Information supplied Block Start

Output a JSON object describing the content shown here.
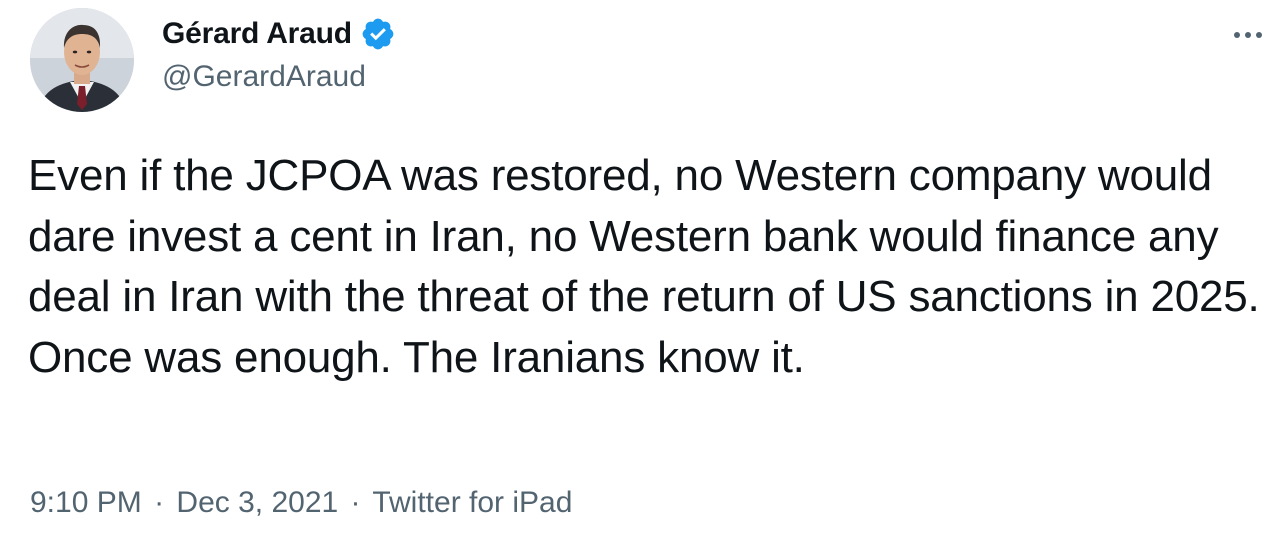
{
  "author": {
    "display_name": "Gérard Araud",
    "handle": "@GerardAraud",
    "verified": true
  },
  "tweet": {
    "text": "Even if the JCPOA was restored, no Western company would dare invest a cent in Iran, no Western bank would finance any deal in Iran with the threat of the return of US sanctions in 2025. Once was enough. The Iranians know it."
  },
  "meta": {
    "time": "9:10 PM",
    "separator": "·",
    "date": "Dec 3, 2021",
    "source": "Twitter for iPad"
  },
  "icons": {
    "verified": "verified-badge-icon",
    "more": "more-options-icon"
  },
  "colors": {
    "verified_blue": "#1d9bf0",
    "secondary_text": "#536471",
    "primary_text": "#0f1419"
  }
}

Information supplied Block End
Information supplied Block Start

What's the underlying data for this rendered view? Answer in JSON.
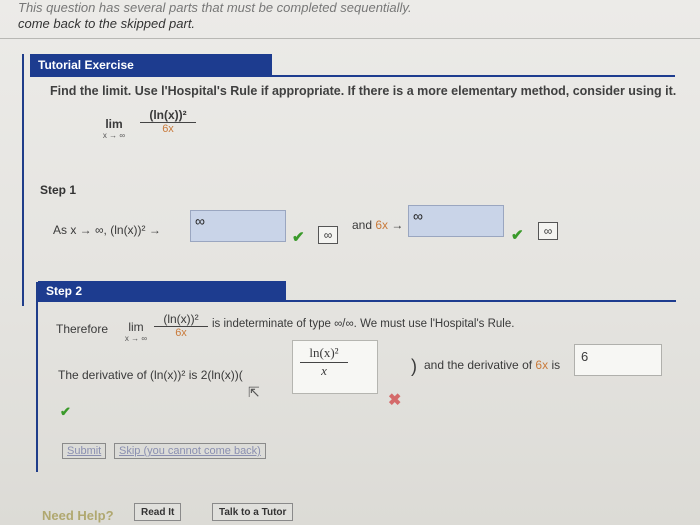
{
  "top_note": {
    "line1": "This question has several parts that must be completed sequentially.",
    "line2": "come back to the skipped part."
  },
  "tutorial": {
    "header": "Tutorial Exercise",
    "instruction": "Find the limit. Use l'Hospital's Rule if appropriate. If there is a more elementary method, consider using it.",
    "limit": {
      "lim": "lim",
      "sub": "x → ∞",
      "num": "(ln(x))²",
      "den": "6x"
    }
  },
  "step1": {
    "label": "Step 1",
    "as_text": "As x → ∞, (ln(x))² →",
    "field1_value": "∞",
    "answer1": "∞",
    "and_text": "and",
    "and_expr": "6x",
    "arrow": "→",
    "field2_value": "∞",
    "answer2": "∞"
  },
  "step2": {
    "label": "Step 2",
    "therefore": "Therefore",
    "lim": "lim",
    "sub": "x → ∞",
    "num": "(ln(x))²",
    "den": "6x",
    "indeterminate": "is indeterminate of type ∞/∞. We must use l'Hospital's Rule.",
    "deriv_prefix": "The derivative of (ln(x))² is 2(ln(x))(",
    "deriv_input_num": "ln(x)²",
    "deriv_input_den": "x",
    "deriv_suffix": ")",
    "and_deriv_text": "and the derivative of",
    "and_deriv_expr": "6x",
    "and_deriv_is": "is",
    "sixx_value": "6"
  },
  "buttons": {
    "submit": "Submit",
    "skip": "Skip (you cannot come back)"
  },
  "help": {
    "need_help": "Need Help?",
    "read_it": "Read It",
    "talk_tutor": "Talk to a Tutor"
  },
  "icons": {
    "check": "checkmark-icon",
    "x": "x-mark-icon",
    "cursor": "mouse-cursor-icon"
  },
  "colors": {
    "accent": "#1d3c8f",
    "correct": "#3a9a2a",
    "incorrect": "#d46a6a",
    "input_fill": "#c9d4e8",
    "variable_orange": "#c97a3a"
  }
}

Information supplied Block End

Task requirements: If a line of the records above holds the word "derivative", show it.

Exercise result:
    "deriv_prefix": "The derivative of (ln(x))² is 2(ln(x))(",
    "and_deriv_text": "and the derivative of",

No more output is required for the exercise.